= YOUR INSTRUCTIONS =
Nothing but the pictures should be dropped; repeat the rest of the data below exactly.

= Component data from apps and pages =
============================================================
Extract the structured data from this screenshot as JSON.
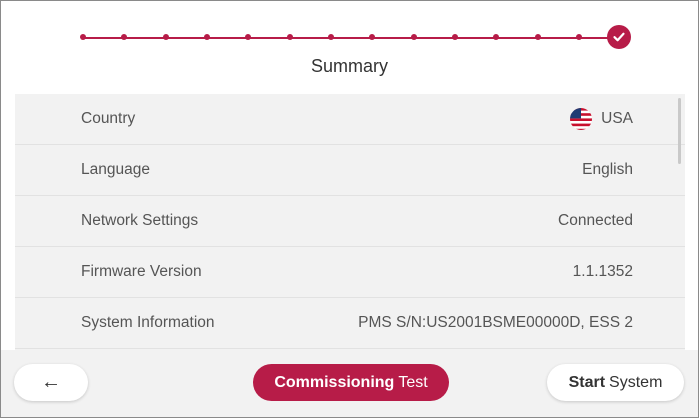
{
  "header": {
    "title": "Summary",
    "steps_total": 14,
    "steps_completed": 14
  },
  "summary": {
    "rows": [
      {
        "label": "Country",
        "value": "USA",
        "icon": "us-flag-icon"
      },
      {
        "label": "Language",
        "value": "English"
      },
      {
        "label": "Network Settings",
        "value": "Connected"
      },
      {
        "label": "Firmware Version",
        "value": "1.1.1352"
      },
      {
        "label": "System Information",
        "value": "PMS S/N:US2001BSME00000D, ESS 2"
      }
    ]
  },
  "footer": {
    "back_label": "←",
    "commission_bold": "Commissioning",
    "commission_rest": "Test",
    "start_bold": "Start",
    "start_rest": "System"
  },
  "colors": {
    "accent": "#b71c48",
    "panel": "#f2f2f2"
  }
}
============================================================
= TASK RESULT =
Extract the structured data from this screenshot as JSON.
{
  "header": {
    "title": "Summary",
    "steps_total": 14,
    "steps_completed": 14
  },
  "summary": {
    "rows": [
      {
        "label": "Country",
        "value": "USA",
        "icon": "us-flag-icon"
      },
      {
        "label": "Language",
        "value": "English"
      },
      {
        "label": "Network Settings",
        "value": "Connected"
      },
      {
        "label": "Firmware Version",
        "value": "1.1.1352"
      },
      {
        "label": "System Information",
        "value": "PMS S/N:US2001BSME00000D, ESS 2"
      }
    ]
  },
  "footer": {
    "back_label": "←",
    "commission_bold": "Commissioning",
    "commission_rest": "Test",
    "start_bold": "Start",
    "start_rest": "System"
  },
  "colors": {
    "accent": "#b71c48",
    "panel": "#f2f2f2"
  }
}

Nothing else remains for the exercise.